When walking with my brother in public, generally the people are considerate and sympathetic but in some parts of Sri Lanka, you can feel the occasional contemptuous eyes glaring with annoyance at his behaviour and mannerism. Obviously we are now used to it and have learned to mind our own business and focus on being attentive to the child but as intelligent citizens, in a multi-cultural society, we should learn not only to be harmonious with other races and religions but make sure to further make the country an even more inclusive place by being more considerate, empathetic and supportive towards the mentally disabled and the less fortunate.
By Hiruna’s brother
Words and concepts used about disability vary enormously. Exploring the best available current definitions and beliefs around disability is an effective way to deepen our collective understanding. What follows aims to support an appropriate foundation for our work and nurture respect and inclusion.
Disability is a broad concept. The United Nations Convention on the Rights of Persons with Disabilities (2006) states: 'Persons with disabilities include those who have long-term physical, mental, intellectual or sensory impairments which, in interaction with various barriers, may hinder their full and effective participation in society on an equal basis with others.'
The UK Equality Act (2010) definition similarly states that a disability is: 'A physical or mental impairment which has a substantial and long-term adverse effect on a person’s ability to carry out normal day-to-day activities.'
Impairment here means ‘a physical, mental or sensory functional limitation within the individual’. But impairment is only part of the experience of disability, which also includes: '…the loss or limitation of opportunities to take part in the normal life of the community on an equal level with others due to physical and social barriers' (Constitution of Disabled People's International,1981).
So disabled people are not 'people with impairments' but: '...people with impairments who are additionally ‘disabled’ by socially constructed barriers' (Colin Barnes, Disabled People in Britain, 1991).
These differences between disability, disabled people and impairment are important distinctions. They underline how the physical, mental or sensory impairments which can limit someone’s abilities, or indeed the fact of neurodiversity are different from the external conditions which can also limit them. These conditions can vary from an inaccessible office or unreadable safety notice to the attitude of someone recruiting for a job, or a line manager or a teacher.
It’s also important to realise that impairments aren’t always obvious or physical: many are hidden or invisible. These might include mental impairments, like bipolar disorder or chronic depression, or cognitive ones like learning disabilities, or autism or dyslexia, as well as physical ones, like sickle cell anaemia, diabetes, cancer or HIV/AIDS.
Exclusion is not Inevitable
Please do contact us if you or your child would like to learn more about studying with the British Council.
The British Council Sri Lanka is constantly developing and adapting to make itself more accessible to those with Special Needs. Please let us know if we can better support you and to give us feedback.
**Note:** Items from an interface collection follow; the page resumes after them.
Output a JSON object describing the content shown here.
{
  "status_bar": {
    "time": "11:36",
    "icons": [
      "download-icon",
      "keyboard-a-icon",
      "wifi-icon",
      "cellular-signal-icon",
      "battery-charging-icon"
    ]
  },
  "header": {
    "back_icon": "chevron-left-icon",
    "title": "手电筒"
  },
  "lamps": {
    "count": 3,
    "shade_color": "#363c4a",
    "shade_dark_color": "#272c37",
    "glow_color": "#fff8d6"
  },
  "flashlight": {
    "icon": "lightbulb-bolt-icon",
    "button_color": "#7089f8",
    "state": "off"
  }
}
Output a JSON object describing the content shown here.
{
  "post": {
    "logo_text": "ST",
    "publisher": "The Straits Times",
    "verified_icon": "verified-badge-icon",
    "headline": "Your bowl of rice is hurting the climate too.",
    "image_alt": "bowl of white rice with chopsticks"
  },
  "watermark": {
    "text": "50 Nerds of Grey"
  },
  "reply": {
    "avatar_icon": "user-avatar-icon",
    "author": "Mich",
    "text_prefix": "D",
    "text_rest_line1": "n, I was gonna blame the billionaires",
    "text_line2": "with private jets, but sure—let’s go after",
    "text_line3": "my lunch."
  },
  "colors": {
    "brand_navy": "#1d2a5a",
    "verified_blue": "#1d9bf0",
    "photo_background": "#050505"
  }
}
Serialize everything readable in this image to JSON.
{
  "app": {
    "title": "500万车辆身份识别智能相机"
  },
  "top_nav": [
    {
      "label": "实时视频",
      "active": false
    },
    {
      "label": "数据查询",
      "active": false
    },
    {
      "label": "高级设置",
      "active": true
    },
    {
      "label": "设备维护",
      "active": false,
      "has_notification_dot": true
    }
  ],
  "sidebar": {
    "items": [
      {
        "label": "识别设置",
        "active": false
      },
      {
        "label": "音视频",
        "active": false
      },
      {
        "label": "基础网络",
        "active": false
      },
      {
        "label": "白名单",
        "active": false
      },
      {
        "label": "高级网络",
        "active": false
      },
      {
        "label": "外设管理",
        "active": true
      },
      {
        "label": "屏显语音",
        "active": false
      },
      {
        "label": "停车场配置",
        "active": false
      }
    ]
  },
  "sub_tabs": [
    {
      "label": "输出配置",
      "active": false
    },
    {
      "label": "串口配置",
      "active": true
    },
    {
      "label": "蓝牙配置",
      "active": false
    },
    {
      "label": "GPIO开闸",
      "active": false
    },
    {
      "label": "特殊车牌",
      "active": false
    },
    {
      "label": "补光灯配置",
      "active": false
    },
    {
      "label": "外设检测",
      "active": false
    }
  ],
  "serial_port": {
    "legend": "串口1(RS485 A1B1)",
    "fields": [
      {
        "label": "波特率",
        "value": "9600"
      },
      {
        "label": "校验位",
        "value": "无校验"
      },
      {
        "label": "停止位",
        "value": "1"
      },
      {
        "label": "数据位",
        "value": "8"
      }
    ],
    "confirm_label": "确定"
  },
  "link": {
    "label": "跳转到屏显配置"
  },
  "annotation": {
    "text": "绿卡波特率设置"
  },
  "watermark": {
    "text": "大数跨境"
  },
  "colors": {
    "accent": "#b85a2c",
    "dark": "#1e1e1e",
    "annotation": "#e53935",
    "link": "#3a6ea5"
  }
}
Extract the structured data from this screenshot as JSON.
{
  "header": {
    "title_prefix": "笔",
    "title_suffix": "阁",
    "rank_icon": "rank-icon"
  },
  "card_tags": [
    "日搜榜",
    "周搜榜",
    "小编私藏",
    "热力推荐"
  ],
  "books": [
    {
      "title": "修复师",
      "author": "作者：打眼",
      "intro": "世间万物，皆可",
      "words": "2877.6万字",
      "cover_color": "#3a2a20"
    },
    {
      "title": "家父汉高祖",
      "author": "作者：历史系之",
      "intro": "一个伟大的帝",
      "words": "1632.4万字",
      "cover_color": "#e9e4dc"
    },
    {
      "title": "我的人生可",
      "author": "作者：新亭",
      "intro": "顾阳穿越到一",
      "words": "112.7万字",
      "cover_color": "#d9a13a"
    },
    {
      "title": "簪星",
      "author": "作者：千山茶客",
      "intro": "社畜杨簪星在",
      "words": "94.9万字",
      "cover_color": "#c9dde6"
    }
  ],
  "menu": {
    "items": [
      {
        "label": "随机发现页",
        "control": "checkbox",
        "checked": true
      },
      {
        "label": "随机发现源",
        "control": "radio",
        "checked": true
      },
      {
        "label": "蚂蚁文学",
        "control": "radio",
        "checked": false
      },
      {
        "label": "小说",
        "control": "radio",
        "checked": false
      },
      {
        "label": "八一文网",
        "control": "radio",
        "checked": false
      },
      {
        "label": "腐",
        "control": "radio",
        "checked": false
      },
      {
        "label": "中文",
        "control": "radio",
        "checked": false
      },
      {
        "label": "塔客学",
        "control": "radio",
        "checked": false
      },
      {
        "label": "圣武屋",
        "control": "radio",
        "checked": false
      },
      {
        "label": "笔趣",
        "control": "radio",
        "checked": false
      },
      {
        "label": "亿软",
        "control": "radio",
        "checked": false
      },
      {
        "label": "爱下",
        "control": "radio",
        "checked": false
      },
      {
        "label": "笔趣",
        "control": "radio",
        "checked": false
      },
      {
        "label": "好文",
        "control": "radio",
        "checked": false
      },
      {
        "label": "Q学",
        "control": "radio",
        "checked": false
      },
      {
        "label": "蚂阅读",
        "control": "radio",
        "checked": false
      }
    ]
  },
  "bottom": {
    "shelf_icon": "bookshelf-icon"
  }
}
Contact point: Ruthy Gunstone (Special Educational Needs Coordinator)
Feedback on Special Educational Needs at the British Council
“Further as discussed, my child has shown some improvement after she started attending the program at the British Council and we are so happy.”
- Parent of a student currently studying at secondary level -